This is a Korean primer originally developed by Big John. So, if you haven't picked up these handy and useful phrases by now, here's your chance.
If you wish to be really formal you can say, "Annyonghasimnikka". Either one should be accompanied by either a slight nod or a bow according to your respect for the person. Nowadays no bows should be below forty-five degrees
Goodbye. (to someone leaving)
Goodbye. (to someone staying)
Meaning more or less "Are you at peace?" but used as if it were "How are you?" The answer, "Neh" (yes, fine), is equivalent to when we say "How are you?" and "Fine." Of course we don't usually mean it, especially with acquaintances.
Goodbye. (may you have fruitful labor)
Said when leaving a business or your place of work. It is meant to wish a business to have a lot of customers and make money, or to wish your colleagues to have a good day at work (or stay and work happily).
See you later.
Nice to meet you.
Can be used for "Excuse me."
Also can mean: You're welcome. Don't mention it. Are you Okay? No problem, really!
Please give me
How much is it?
Where is the bathroom?
화장실 어디입니까 ?
(Hwajangshil odii imnikka?)
I didn't understand (you).
A real necessity for dealing with people who want to believe you are proficient in Korean. Also an excellent way to avoid answering a question.
Did you understand?
이해 했습니다 ?
Make sure you are understood(in English or Korean). I am afraid it is a common mistake that Koreans think they understand what you are saying, but they don't. They may simply give up, and or smile and nod. Unfortunately that is sometimes the only way we can respond to Korean or poor English that is spoken to us.
I don't know.
Variations of this appear to be favorite Korean expressions. The tendency to say, "I don't know" rather than make an educated guess is rampant behaviour in Korean society. This has to do with the hesitation to take a risk, appear as a know-it-all, or to avoid answering a question. I must admit that I use it all the time in Korean. It also functions as, "I don't understand" in many situations. Do expats say "I don't know" often in our home countries? Also if you receive a phone call by accident the best thing to say is, "Hangukmal(spoken Korean) morukessoy-yo." If you don't say this the person may continue talking, or even worse call back repeatedly
There is a problem.
Please let me talk to --(name).
This literally means "change the speakers" and is used when asking for someone on the phone. If the person is not there the response might be, "obsumnida" or "ankyeshimnida." If present you might hear, chamshimanyo" meaning "wait a moment." If the person is not there have patience, and rather than having to leave a message you can be confident that your friend will know you called, unless he or she gets many calls fom foreigners.
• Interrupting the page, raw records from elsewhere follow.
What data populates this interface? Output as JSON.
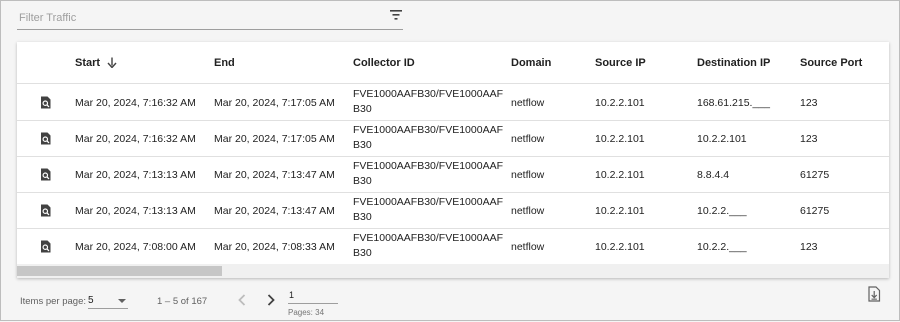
{
  "filter": {
    "placeholder": "Filter Traffic"
  },
  "table": {
    "columns": [
      "Start",
      "End",
      "Collector ID",
      "Domain",
      "Source IP",
      "Destination IP",
      "Source Port"
    ],
    "sort": {
      "column": "Start",
      "direction": "descending"
    },
    "rows": [
      {
        "start": "Mar 20, 2024, 7:16:32 AM",
        "end": "Mar 20, 2024, 7:17:05 AM",
        "collector": "FVE1000AAFB30/FVE1000AAFB30",
        "domain": "netflow",
        "source_ip": "10.2.2.101",
        "dest_ip": "168.61.215.___",
        "source_port": "123"
      },
      {
        "start": "Mar 20, 2024, 7:16:32 AM",
        "end": "Mar 20, 2024, 7:17:05 AM",
        "collector": "FVE1000AAFB30/FVE1000AAFB30",
        "domain": "netflow",
        "source_ip": "10.2.2.101",
        "dest_ip": "10.2.2.101",
        "source_port": "123"
      },
      {
        "start": "Mar 20, 2024, 7:13:13 AM",
        "end": "Mar 20, 2024, 7:13:47 AM",
        "collector": "FVE1000AAFB30/FVE1000AAFB30",
        "domain": "netflow",
        "source_ip": "10.2.2.101",
        "dest_ip": "8.8.4.4",
        "source_port": "61275"
      },
      {
        "start": "Mar 20, 2024, 7:13:13 AM",
        "end": "Mar 20, 2024, 7:13:47 AM",
        "collector": "FVE1000AAFB30/FVE1000AAFB30",
        "domain": "netflow",
        "source_ip": "10.2.2.101",
        "dest_ip": "10.2.2.___",
        "source_port": "61275"
      },
      {
        "start": "Mar 20, 2024, 7:08:00 AM",
        "end": "Mar 20, 2024, 7:08:33 AM",
        "collector": "FVE1000AAFB30/FVE1000AAFB30",
        "domain": "netflow",
        "source_ip": "10.2.2.101",
        "dest_ip": "10.2.2.___",
        "source_port": "123"
      }
    ]
  },
  "paginator": {
    "items_per_page_label": "Items per page:",
    "items_per_page": "5",
    "range": "1 – 5 of 167",
    "current_page": "1",
    "pages_label": "Pages: 34"
  },
  "icons": {
    "filter": "filter-list-icon",
    "sort": "arrow-down-icon",
    "row_action": "search-details-icon",
    "prev": "chevron-left-icon",
    "next": "chevron-right-icon",
    "export": "download-file-icon"
  },
  "colors": {
    "icon_dark": "#424242",
    "row_border": "#e0e0e0",
    "muted_text": "#616161"
  }
}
Happy New Year!
새해복 많이 받으세요
(Sehebok mani paduseyo)
Study up y'all, and don't be afraid to make mistakes. Using the language will make your stay here much nicer and easier.